Caroline has seen many successful interns from the program, including Eric Lopez, who interned this year at G. Gambardella & Son, an automotive shop. The staff and leadership of the business were so supportive and created an environment in which Eric not only gained practical work skills, but also gained soft skills, like interacting professionally with the other staff. “He was very shy at first, and didn’t really talk or ask questions, even when he had them. But as time went on and his supervisor and the other employees interacted with him, taught him about the business and their expectations, he became more comfortable. “From day one when he didn’t really make eye contact, to the final days of his placement when he walked in, waved and greeted the other employees enthusiastically by name, was really great to see,” said Caroline. This year, Eric was honored with the National Disability Employment Awareness Month award.
He’s pictured here with Jill Warner, Jawonio CEO, Caroline Alcocer, Job Developer and David Gambardella of G. Gambardella & Son.
Eric Lopez with NDEAM Award for his work at G. Gambardella
Xavier Lucas was another successful intern who worked at the Mount Vernon Police Department. He knew he was interested in a career in criminal justice, and at the time of his internship, he was a freshman at Mercy College. Through the Work Readiness course, his interest in criminal justice was clear. In High School, he participated in the Youth Marine Corps. The placement at the Mount Vernon Police Department seemed like an excellent fit. When he first started, they assigned him to the department that handles parking tickets. They saw his potential for leadership and invited him to work with the Youth Cadets in their summer program. Part of this program includes shadowing police officers, and through that, Xavier learned about collecting evidence, how to conduct fingerprinting, and much more. The program also involved having motivational speakers talk to the Cadets and mentor them, to share how they too became successful. One of the very special motivational events for Cadets was the field trip to NYC to visit the, “Good Morning America Show” and meet with Michael Strayhan.

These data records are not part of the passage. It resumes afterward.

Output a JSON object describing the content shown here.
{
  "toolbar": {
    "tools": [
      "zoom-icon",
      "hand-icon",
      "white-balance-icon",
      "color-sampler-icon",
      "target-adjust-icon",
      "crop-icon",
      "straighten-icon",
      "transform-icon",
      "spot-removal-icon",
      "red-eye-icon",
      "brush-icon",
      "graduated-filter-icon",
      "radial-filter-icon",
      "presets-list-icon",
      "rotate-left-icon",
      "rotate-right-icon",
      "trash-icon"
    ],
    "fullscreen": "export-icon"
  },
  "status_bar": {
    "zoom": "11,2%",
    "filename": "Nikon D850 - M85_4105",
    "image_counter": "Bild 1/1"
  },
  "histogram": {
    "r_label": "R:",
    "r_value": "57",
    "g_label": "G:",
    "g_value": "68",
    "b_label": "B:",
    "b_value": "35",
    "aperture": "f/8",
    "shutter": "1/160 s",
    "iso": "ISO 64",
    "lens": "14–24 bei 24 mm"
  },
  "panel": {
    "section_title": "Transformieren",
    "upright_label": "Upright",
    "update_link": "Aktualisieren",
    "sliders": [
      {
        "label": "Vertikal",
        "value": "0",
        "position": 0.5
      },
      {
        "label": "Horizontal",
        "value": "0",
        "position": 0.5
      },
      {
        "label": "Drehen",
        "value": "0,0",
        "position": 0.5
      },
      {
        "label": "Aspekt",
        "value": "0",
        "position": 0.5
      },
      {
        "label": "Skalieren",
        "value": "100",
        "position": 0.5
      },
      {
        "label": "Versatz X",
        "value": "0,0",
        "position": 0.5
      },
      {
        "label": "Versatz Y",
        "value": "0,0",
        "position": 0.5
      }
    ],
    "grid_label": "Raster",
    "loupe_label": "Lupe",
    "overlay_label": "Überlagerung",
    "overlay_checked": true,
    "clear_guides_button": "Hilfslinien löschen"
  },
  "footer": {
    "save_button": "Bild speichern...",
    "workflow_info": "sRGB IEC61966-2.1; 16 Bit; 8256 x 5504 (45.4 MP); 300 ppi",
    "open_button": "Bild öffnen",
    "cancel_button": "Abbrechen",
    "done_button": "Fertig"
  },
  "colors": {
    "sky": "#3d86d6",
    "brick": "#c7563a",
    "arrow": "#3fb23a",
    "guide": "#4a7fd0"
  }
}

Katherine Keating, Job Developer at 845.708.2000 ext. 2398 or via email at: Katherine.Keating@jawonio.org .